*Exercise goal*: From the first line to the last, write out the records exactly, leaving the pictures behind.
══════
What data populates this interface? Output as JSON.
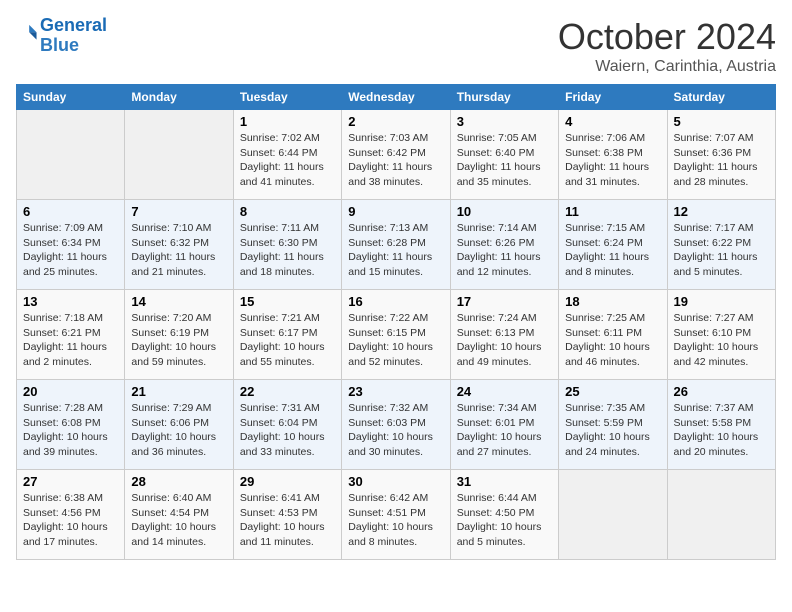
{
  "logo": {
    "line1": "General",
    "line2": "Blue"
  },
  "title": "October 2024",
  "subtitle": "Waiern, Carinthia, Austria",
  "days_of_week": [
    "Sunday",
    "Monday",
    "Tuesday",
    "Wednesday",
    "Thursday",
    "Friday",
    "Saturday"
  ],
  "weeks": [
    [
      {
        "day": "",
        "info": ""
      },
      {
        "day": "",
        "info": ""
      },
      {
        "day": "1",
        "info": "Sunrise: 7:02 AM\nSunset: 6:44 PM\nDaylight: 11 hours and 41 minutes."
      },
      {
        "day": "2",
        "info": "Sunrise: 7:03 AM\nSunset: 6:42 PM\nDaylight: 11 hours and 38 minutes."
      },
      {
        "day": "3",
        "info": "Sunrise: 7:05 AM\nSunset: 6:40 PM\nDaylight: 11 hours and 35 minutes."
      },
      {
        "day": "4",
        "info": "Sunrise: 7:06 AM\nSunset: 6:38 PM\nDaylight: 11 hours and 31 minutes."
      },
      {
        "day": "5",
        "info": "Sunrise: 7:07 AM\nSunset: 6:36 PM\nDaylight: 11 hours and 28 minutes."
      }
    ],
    [
      {
        "day": "6",
        "info": "Sunrise: 7:09 AM\nSunset: 6:34 PM\nDaylight: 11 hours and 25 minutes."
      },
      {
        "day": "7",
        "info": "Sunrise: 7:10 AM\nSunset: 6:32 PM\nDaylight: 11 hours and 21 minutes."
      },
      {
        "day": "8",
        "info": "Sunrise: 7:11 AM\nSunset: 6:30 PM\nDaylight: 11 hours and 18 minutes."
      },
      {
        "day": "9",
        "info": "Sunrise: 7:13 AM\nSunset: 6:28 PM\nDaylight: 11 hours and 15 minutes."
      },
      {
        "day": "10",
        "info": "Sunrise: 7:14 AM\nSunset: 6:26 PM\nDaylight: 11 hours and 12 minutes."
      },
      {
        "day": "11",
        "info": "Sunrise: 7:15 AM\nSunset: 6:24 PM\nDaylight: 11 hours and 8 minutes."
      },
      {
        "day": "12",
        "info": "Sunrise: 7:17 AM\nSunset: 6:22 PM\nDaylight: 11 hours and 5 minutes."
      }
    ],
    [
      {
        "day": "13",
        "info": "Sunrise: 7:18 AM\nSunset: 6:21 PM\nDaylight: 11 hours and 2 minutes."
      },
      {
        "day": "14",
        "info": "Sunrise: 7:20 AM\nSunset: 6:19 PM\nDaylight: 10 hours and 59 minutes."
      },
      {
        "day": "15",
        "info": "Sunrise: 7:21 AM\nSunset: 6:17 PM\nDaylight: 10 hours and 55 minutes."
      },
      {
        "day": "16",
        "info": "Sunrise: 7:22 AM\nSunset: 6:15 PM\nDaylight: 10 hours and 52 minutes."
      },
      {
        "day": "17",
        "info": "Sunrise: 7:24 AM\nSunset: 6:13 PM\nDaylight: 10 hours and 49 minutes."
      },
      {
        "day": "18",
        "info": "Sunrise: 7:25 AM\nSunset: 6:11 PM\nDaylight: 10 hours and 46 minutes."
      },
      {
        "day": "19",
        "info": "Sunrise: 7:27 AM\nSunset: 6:10 PM\nDaylight: 10 hours and 42 minutes."
      }
    ],
    [
      {
        "day": "20",
        "info": "Sunrise: 7:28 AM\nSunset: 6:08 PM\nDaylight: 10 hours and 39 minutes."
      },
      {
        "day": "21",
        "info": "Sunrise: 7:29 AM\nSunset: 6:06 PM\nDaylight: 10 hours and 36 minutes."
      },
      {
        "day": "22",
        "info": "Sunrise: 7:31 AM\nSunset: 6:04 PM\nDaylight: 10 hours and 33 minutes."
      },
      {
        "day": "23",
        "info": "Sunrise: 7:32 AM\nSunset: 6:03 PM\nDaylight: 10 hours and 30 minutes."
      },
      {
        "day": "24",
        "info": "Sunrise: 7:34 AM\nSunset: 6:01 PM\nDaylight: 10 hours and 27 minutes."
      },
      {
        "day": "25",
        "info": "Sunrise: 7:35 AM\nSunset: 5:59 PM\nDaylight: 10 hours and 24 minutes."
      },
      {
        "day": "26",
        "info": "Sunrise: 7:37 AM\nSunset: 5:58 PM\nDaylight: 10 hours and 20 minutes."
      }
    ],
    [
      {
        "day": "27",
        "info": "Sunrise: 6:38 AM\nSunset: 4:56 PM\nDaylight: 10 hours and 17 minutes."
      },
      {
        "day": "28",
        "info": "Sunrise: 6:40 AM\nSunset: 4:54 PM\nDaylight: 10 hours and 14 minutes."
      },
      {
        "day": "29",
        "info": "Sunrise: 6:41 AM\nSunset: 4:53 PM\nDaylight: 10 hours and 11 minutes."
      },
      {
        "day": "30",
        "info": "Sunrise: 6:42 AM\nSunset: 4:51 PM\nDaylight: 10 hours and 8 minutes."
      },
      {
        "day": "31",
        "info": "Sunrise: 6:44 AM\nSunset: 4:50 PM\nDaylight: 10 hours and 5 minutes."
      },
      {
        "day": "",
        "info": ""
      },
      {
        "day": "",
        "info": ""
      }
    ]
  ]
}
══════
*Result below*:
What data populates this interface? Output as JSON.
{
  "logo": {
    "line1": "General",
    "line2": "Blue"
  },
  "title": "October 2024",
  "subtitle": "Waiern, Carinthia, Austria",
  "days_of_week": [
    "Sunday",
    "Monday",
    "Tuesday",
    "Wednesday",
    "Thursday",
    "Friday",
    "Saturday"
  ],
  "weeks": [
    [
      {
        "day": "",
        "info": ""
      },
      {
        "day": "",
        "info": ""
      },
      {
        "day": "1",
        "info": "Sunrise: 7:02 AM\nSunset: 6:44 PM\nDaylight: 11 hours and 41 minutes."
      },
      {
        "day": "2",
        "info": "Sunrise: 7:03 AM\nSunset: 6:42 PM\nDaylight: 11 hours and 38 minutes."
      },
      {
        "day": "3",
        "info": "Sunrise: 7:05 AM\nSunset: 6:40 PM\nDaylight: 11 hours and 35 minutes."
      },
      {
        "day": "4",
        "info": "Sunrise: 7:06 AM\nSunset: 6:38 PM\nDaylight: 11 hours and 31 minutes."
      },
      {
        "day": "5",
        "info": "Sunrise: 7:07 AM\nSunset: 6:36 PM\nDaylight: 11 hours and 28 minutes."
      }
    ],
    [
      {
        "day": "6",
        "info": "Sunrise: 7:09 AM\nSunset: 6:34 PM\nDaylight: 11 hours and 25 minutes."
      },
      {
        "day": "7",
        "info": "Sunrise: 7:10 AM\nSunset: 6:32 PM\nDaylight: 11 hours and 21 minutes."
      },
      {
        "day": "8",
        "info": "Sunrise: 7:11 AM\nSunset: 6:30 PM\nDaylight: 11 hours and 18 minutes."
      },
      {
        "day": "9",
        "info": "Sunrise: 7:13 AM\nSunset: 6:28 PM\nDaylight: 11 hours and 15 minutes."
      },
      {
        "day": "10",
        "info": "Sunrise: 7:14 AM\nSunset: 6:26 PM\nDaylight: 11 hours and 12 minutes."
      },
      {
        "day": "11",
        "info": "Sunrise: 7:15 AM\nSunset: 6:24 PM\nDaylight: 11 hours and 8 minutes."
      },
      {
        "day": "12",
        "info": "Sunrise: 7:17 AM\nSunset: 6:22 PM\nDaylight: 11 hours and 5 minutes."
      }
    ],
    [
      {
        "day": "13",
        "info": "Sunrise: 7:18 AM\nSunset: 6:21 PM\nDaylight: 11 hours and 2 minutes."
      },
      {
        "day": "14",
        "info": "Sunrise: 7:20 AM\nSunset: 6:19 PM\nDaylight: 10 hours and 59 minutes."
      },
      {
        "day": "15",
        "info": "Sunrise: 7:21 AM\nSunset: 6:17 PM\nDaylight: 10 hours and 55 minutes."
      },
      {
        "day": "16",
        "info": "Sunrise: 7:22 AM\nSunset: 6:15 PM\nDaylight: 10 hours and 52 minutes."
      },
      {
        "day": "17",
        "info": "Sunrise: 7:24 AM\nSunset: 6:13 PM\nDaylight: 10 hours and 49 minutes."
      },
      {
        "day": "18",
        "info": "Sunrise: 7:25 AM\nSunset: 6:11 PM\nDaylight: 10 hours and 46 minutes."
      },
      {
        "day": "19",
        "info": "Sunrise: 7:27 AM\nSunset: 6:10 PM\nDaylight: 10 hours and 42 minutes."
      }
    ],
    [
      {
        "day": "20",
        "info": "Sunrise: 7:28 AM\nSunset: 6:08 PM\nDaylight: 10 hours and 39 minutes."
      },
      {
        "day": "21",
        "info": "Sunrise: 7:29 AM\nSunset: 6:06 PM\nDaylight: 10 hours and 36 minutes."
      },
      {
        "day": "22",
        "info": "Sunrise: 7:31 AM\nSunset: 6:04 PM\nDaylight: 10 hours and 33 minutes."
      },
      {
        "day": "23",
        "info": "Sunrise: 7:32 AM\nSunset: 6:03 PM\nDaylight: 10 hours and 30 minutes."
      },
      {
        "day": "24",
        "info": "Sunrise: 7:34 AM\nSunset: 6:01 PM\nDaylight: 10 hours and 27 minutes."
      },
      {
        "day": "25",
        "info": "Sunrise: 7:35 AM\nSunset: 5:59 PM\nDaylight: 10 hours and 24 minutes."
      },
      {
        "day": "26",
        "info": "Sunrise: 7:37 AM\nSunset: 5:58 PM\nDaylight: 10 hours and 20 minutes."
      }
    ],
    [
      {
        "day": "27",
        "info": "Sunrise: 6:38 AM\nSunset: 4:56 PM\nDaylight: 10 hours and 17 minutes."
      },
      {
        "day": "28",
        "info": "Sunrise: 6:40 AM\nSunset: 4:54 PM\nDaylight: 10 hours and 14 minutes."
      },
      {
        "day": "29",
        "info": "Sunrise: 6:41 AM\nSunset: 4:53 PM\nDaylight: 10 hours and 11 minutes."
      },
      {
        "day": "30",
        "info": "Sunrise: 6:42 AM\nSunset: 4:51 PM\nDaylight: 10 hours and 8 minutes."
      },
      {
        "day": "31",
        "info": "Sunrise: 6:44 AM\nSunset: 4:50 PM\nDaylight: 10 hours and 5 minutes."
      },
      {
        "day": "",
        "info": ""
      },
      {
        "day": "",
        "info": ""
      }
    ]
  ]
}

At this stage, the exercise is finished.